There was only one winner in Sunday's state elections in Baden-Württemberg and Rhineland-Palatinate: the Green Party. The environmentalists managed to raise hopes among German voters of a new kind of politics. Now, however, they have to deliver.
It won't be easy. When it comes to Stuttgart 21, the massive train-station and redevelopment project in the state capital, cancellation will eliminate jobs and major infrastructure investments -- no matter how many voters want to see it go. On nuclear policy, the shutting down of two reactors in the state will eliminate significant amounts of tax revenue. Such changes are sure to rock Germany far beyond the borders of the southwestern German state.
Nevertheless, the election outcome shows that the Greens have something the other parties can only dream of at the moment: a clear profile. They have credibility -- and they embody a vision.
The Greens, of course, are not the only party celebrating the results of Sunday's votes. The center-left Social Democrats are also in a festive mood.
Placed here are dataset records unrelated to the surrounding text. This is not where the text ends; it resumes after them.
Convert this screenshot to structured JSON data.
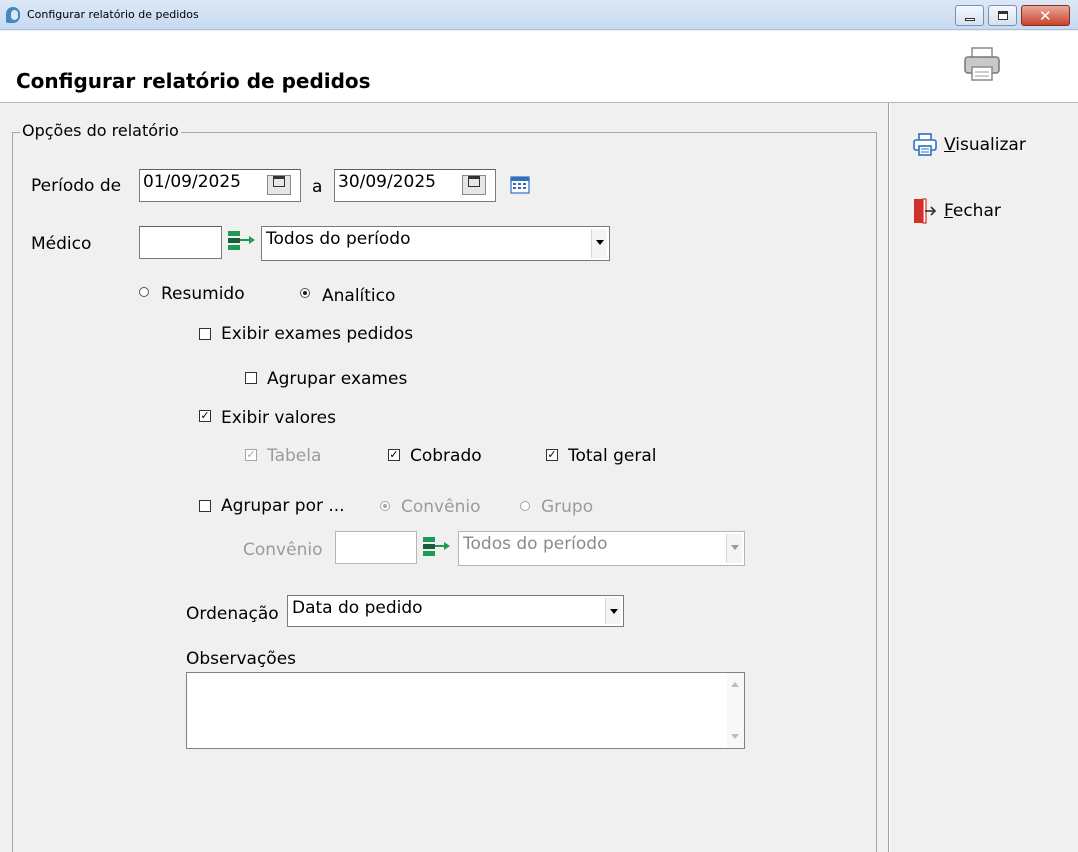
{
  "window": {
    "title": "Configurar relatório de pedidos",
    "minimize_label": "minimize",
    "maximize_label": "maximize",
    "close_glyph": "✕"
  },
  "header": {
    "title": "Configurar relatório de pedidos",
    "icon": "printer-icon"
  },
  "actions": [
    {
      "label": "Visualizar",
      "accel": "V",
      "rest": "isualizar",
      "icon": "printer-icon"
    },
    {
      "label": "Fechar",
      "accel": "F",
      "rest": "echar",
      "icon": "exit-door-icon"
    }
  ],
  "report_options": {
    "legend": "Opções do relatório",
    "periodo": {
      "label": "Período de",
      "start": "01/09/2025",
      "separator": "a",
      "end": "30/09/2025"
    },
    "medico": {
      "label": "Médico",
      "code": "",
      "selected": "Todos do período"
    },
    "mode": {
      "options": [
        {
          "label": "Resumido",
          "selected": false
        },
        {
          "label": "Analítico",
          "selected": true
        }
      ]
    },
    "exibir_exames": {
      "label": "Exibir exames pedidos",
      "checked": false
    },
    "agrupar_exames": {
      "label": "Agrupar exames",
      "checked": false
    },
    "exibir_valores": {
      "label": "Exibir valores",
      "checked": true
    },
    "valores": [
      {
        "label": "Tabela",
        "checked": true,
        "enabled": false
      },
      {
        "label": "Cobrado",
        "checked": true,
        "enabled": true
      },
      {
        "label": "Total geral",
        "checked": true,
        "enabled": true
      }
    ],
    "agrupar_por": {
      "label": "Agrupar por ...",
      "checked": false,
      "options": [
        {
          "label": "Convênio",
          "selected": true
        },
        {
          "label": "Grupo",
          "selected": false
        }
      ]
    },
    "convenio": {
      "label": "Convênio",
      "code": "",
      "selected": "Todos do período"
    },
    "ordenacao": {
      "label": "Ordenação",
      "selected": "Data do pedido"
    },
    "observacoes": {
      "label": "Observações",
      "value": ""
    }
  },
  "colors": {
    "accent_blue": "#2e6fc0",
    "exit_red": "#d3302a",
    "lookup_green": "#1f9a55"
  }
}
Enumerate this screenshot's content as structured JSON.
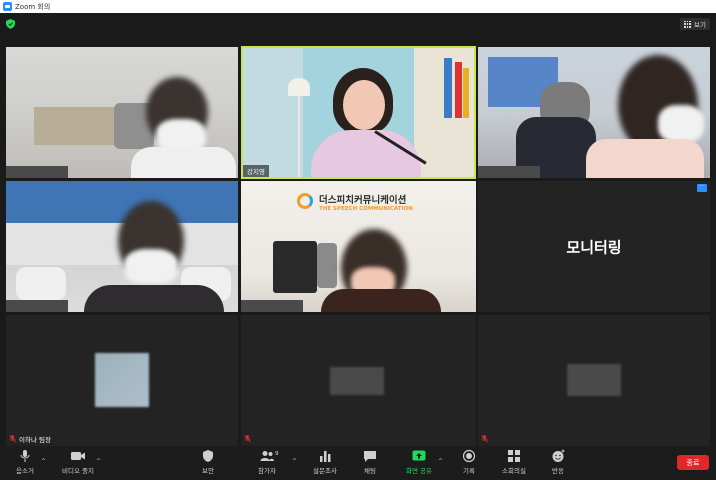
{
  "window": {
    "title": "Zoom 회의"
  },
  "header": {
    "view_label": "보기"
  },
  "participants": {
    "host_name": "강지영",
    "lee_name": "이하나 팀장"
  },
  "monitor_tile": {
    "label": "모니터링"
  },
  "company_banner": {
    "korean": "더스피치커뮤니케이션",
    "english": "THE SPEECH COMMUNICATION"
  },
  "toolbar": {
    "audio": "음소거",
    "video": "비디오 중지",
    "security": "보안",
    "participants": "참가자",
    "participant_count": "9",
    "polls": "설문조사",
    "chat": "채팅",
    "share": "화면 공유",
    "record": "기록",
    "breakout": "소회의실",
    "reactions": "반응",
    "end": "종료"
  },
  "colors": {
    "share_green": "#23d959",
    "end_red": "#e02828",
    "active_speaker": "#c8e84a",
    "zoom_blue": "#2d8cff"
  }
}
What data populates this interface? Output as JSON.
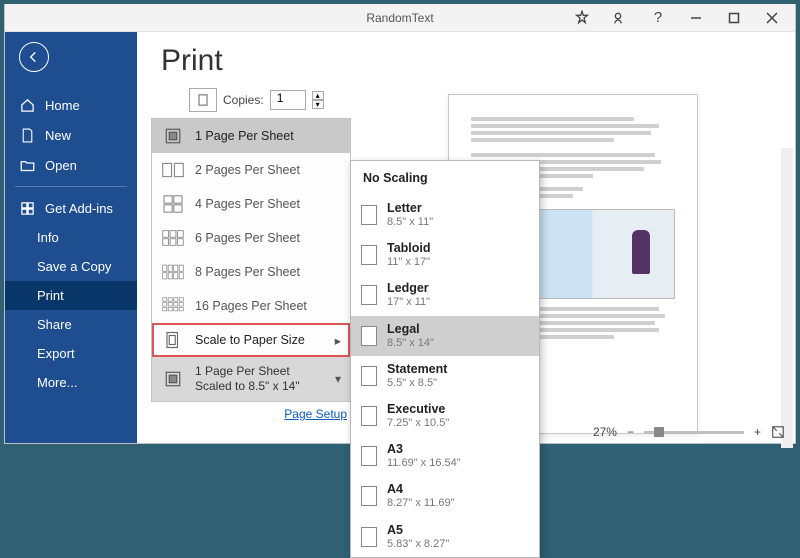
{
  "titlebar": {
    "title": "RandomText"
  },
  "sidebar": {
    "home": "Home",
    "new": "New",
    "open": "Open",
    "get_addins": "Get Add-ins",
    "info": "Info",
    "save_copy": "Save a Copy",
    "print": "Print",
    "share": "Share",
    "export": "Export",
    "more": "More..."
  },
  "page": {
    "title": "Print"
  },
  "copies": {
    "label": "Copies:",
    "value": "1"
  },
  "pps": {
    "opt1": "1 Page Per Sheet",
    "opt2": "2 Pages Per Sheet",
    "opt4": "4 Pages Per Sheet",
    "opt6": "6 Pages Per Sheet",
    "opt8": "8 Pages Per Sheet",
    "opt16": "16 Pages Per Sheet",
    "scale": "Scale to Paper Size",
    "summary_line1": "1 Page Per Sheet",
    "summary_line2": "Scaled to 8.5\" x 14\""
  },
  "page_setup": "Page Setup",
  "paper_flyout": {
    "header": "No Scaling",
    "items": [
      {
        "name": "Letter",
        "dims": "8.5\" x 11\""
      },
      {
        "name": "Tabloid",
        "dims": "11\" x 17\""
      },
      {
        "name": "Ledger",
        "dims": "17\" x 11\""
      },
      {
        "name": "Legal",
        "dims": "8.5\" x 14\""
      },
      {
        "name": "Statement",
        "dims": "5.5\" x 8.5\""
      },
      {
        "name": "Executive",
        "dims": "7.25\" x 10.5\""
      },
      {
        "name": "A3",
        "dims": "11.69\" x 16.54\""
      },
      {
        "name": "A4",
        "dims": "8.27\" x 11.69\""
      },
      {
        "name": "A5",
        "dims": "5.83\" x 8.27\""
      }
    ],
    "selected_index": 3
  },
  "zoom": {
    "value": "27%"
  }
}
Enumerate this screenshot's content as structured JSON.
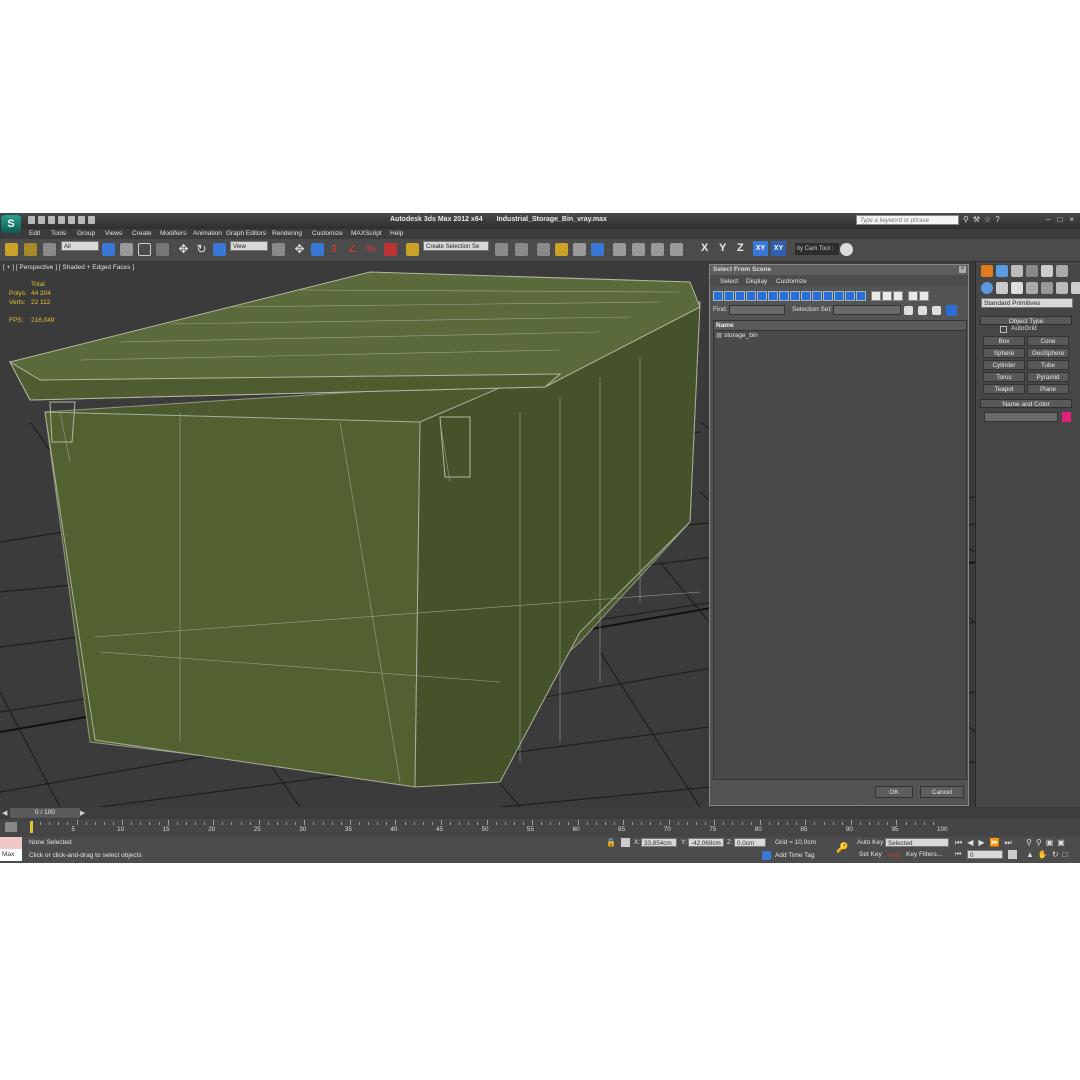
{
  "window": {
    "app_title": "Autodesk 3ds Max  2012 x64",
    "file_title": "Industrial_Storage_Bin_vray.max",
    "search_placeholder": "Type a keyword or phrase"
  },
  "menu": [
    "Edit",
    "Tools",
    "Group",
    "Views",
    "Create",
    "Modifiers",
    "Animation",
    "Graph Editors",
    "Rendering",
    "Customize",
    "MAXScript",
    "Help"
  ],
  "toolbar": {
    "filter_value": "All",
    "reference_coord": "View",
    "selection_set_placeholder": "Create Selection Se",
    "axes": [
      "X",
      "Y",
      "Z",
      "XY",
      "XY"
    ],
    "cam_tool": "ity Cam Tool :"
  },
  "viewport": {
    "label": "[ + ] [ Perspective ] [ Shaded + Edged Faces ]",
    "stats": {
      "header": "Total",
      "polys_label": "Polys:",
      "polys_value": "44 204",
      "verts_label": "Verts:",
      "verts_value": "22 112",
      "fps_label": "FPS:",
      "fps_value": "216,049"
    }
  },
  "select_from_scene": {
    "title": "Select From Scene",
    "menu": [
      "Select",
      "Display",
      "Customize"
    ],
    "find_label": "Find:",
    "selection_set_label": "Selection Set:",
    "column_name": "Name",
    "items": [
      "storage_bin"
    ],
    "ok_label": "OK",
    "cancel_label": "Cancel"
  },
  "command_panel": {
    "category": "Standard Primitives",
    "object_type_header": "Object Type",
    "autogrid_label": "AutoGrid",
    "object_buttons": [
      "Box",
      "Cone",
      "Sphere",
      "GeoSphere",
      "Cylinder",
      "Tube",
      "Torus",
      "Pyramid",
      "Teapot",
      "Plane"
    ],
    "name_color_header": "Name and Color",
    "swatch_color": "#e0207a"
  },
  "time": {
    "frame_display": "0 / 100",
    "ticks": [
      "0",
      "5",
      "10",
      "15",
      "20",
      "25",
      "30",
      "35",
      "40",
      "45",
      "50",
      "55",
      "60",
      "65",
      "70",
      "75",
      "80",
      "85",
      "90",
      "95",
      "100"
    ]
  },
  "status": {
    "selection": "None Selected",
    "prompt": "Click or click-and-drag to select objects",
    "x_label": "X:",
    "x_value": "33,854cm",
    "y_label": "Y:",
    "y_value": "-42,069cm",
    "z_label": "Z:",
    "z_value": "0,0cm",
    "grid": "Grid = 10,0cm",
    "add_time_tag": "Add Time Tag",
    "auto_key": "Auto Key",
    "set_key": "Set Key",
    "key_mode": "Selected",
    "key_filters": "Key Filters...",
    "current_frame": "0",
    "maxscript_label": "Max"
  },
  "colors": {
    "accent_blue": "#2b6fd6",
    "viewport_bg": "#3b3b3b",
    "stats_yellow": "#e0c431",
    "bin_green": "#4c5a2e"
  }
}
But it's not obvious why. In Rhineland-Palatinate, the SPD only barely managed to cling to power, with Governor Kurt Beck losing 10 percentage points relative to elections five years ago -- with most of those votes migrating to the Greens. In Baden-Württemberg, the SPD will play second-fiddle to the Greens in the state's new governing coalition.
Indeed, even as Chancellor Angela Merkel's government in Berlin -- which pairs her conservatives with the business friendly Free Democratic Party (FDP) -- stumble from one crisis to the next, the SPD has failed to gain traction. Only the Greens have benefitted.
It is tempting, of course, to predict Merkel's downfall in the wake of the CDU-FDP disaster in Baden-Württemberg. But that would surely be a mistake. Surely, she has made mistakes. She ushered former governor Günter Oettinger (CDU) off to Brussels to become Germany's member of the European Commission. Then an overtaxed Stefan Mappus became her party's governor in the state.
Merkel's zig-zag course on nuclear and foreign policy didn't help either, with her move to shut down atomic reactors, the United Nations Security Council abstention on the no-fly zone in Libya, and the expensive euro rescue package making even some of her most ardent supporters sick to their stomachs. Her government in Berlin also has little to show for itself after a year and a half in office aside from bickering and division. The list goes on.
No One Left for a Party Putsch
Even worse, the next two years -- before 2013 general elections -- are likely to be painful. Merkel's coalition has long since lost control of Germany's upper legislative chamber, the Bundesrat, meaning the SPD and Greens can block legislation at will. And frustration on the center right, in both Merkel's CDU and in the Free Democrats, is likely to bubble up in the form of bitter debates over political direction. With CDU election losses mounting, Merkel lacks the political strength, never mind the personal charisma, necessary to contain such disputes. Resentment towards the chancellor is growing, particularly in the conservative wing of her party.
Nevertheless, Merkel isn't going anywhere. After all, she has been preparing for such a difficult period for some time.
There is no one left in the CDU who could step up to challenge Merkel. Every potential rival has either fallen on his own sword or been pushed to the margins by the chancellor and CDU party boss. Former CDU parliamentary leader Friedrich Merz, former Hesse governor Roland Koch and current German President Christian Wulff are all on the political sidelines. More recently, Karl-Theodor zu Guttenberg, a name often tapped as a possible future successor to Merkel, resigned from her cabinet after admitting he had plagiarized his doctoral thesis.
No one is left to conduct a party putsch. The CDU is stuck with Merkel until the next election. She's the best they've got.
And who is to say she won't win a third term in 2013. Merkel is a master in the art of political survival, and she surely can see the writing on the wall. Merkel's party has flirted with the possibility of working with the Greens at the national level and even governed together in the city-state of Hamburg from 2008 until November, when the coalition collapsed spectacularly. She could begin laying the groundwork for such a coalition soon. Her temporary shutdown of Germany's seven oldest nuclear reactors expires in three months time. An extension, or even a permanent elimination of those seven plants, would be a powerful move toward a partnership with the Greens.
And a move towards political emancipation from the FDP. Chancellor Merkel's popularity ratings, though they have taken a recent hit, remain high. Her current coalition partners, by contrast, are in a hopeless mess. Not only did the FDP, led by Foreign Minister Guido Westerwelle, suffer through catastrophic results in both states on Sunday, the party is also likely headed toward a leadership shake-up.
Westerwelle has become a millstone around the neck of both Merkel and his own party. He is damaging to the coalition and harmful to German foreign policy, as evidenced most recently in his disastrous handling of the no-fly zone resolution.
The only way out would be a fundamental revitalization of the FDP. And as German voters made clear on Sunday, that may no longer be possible.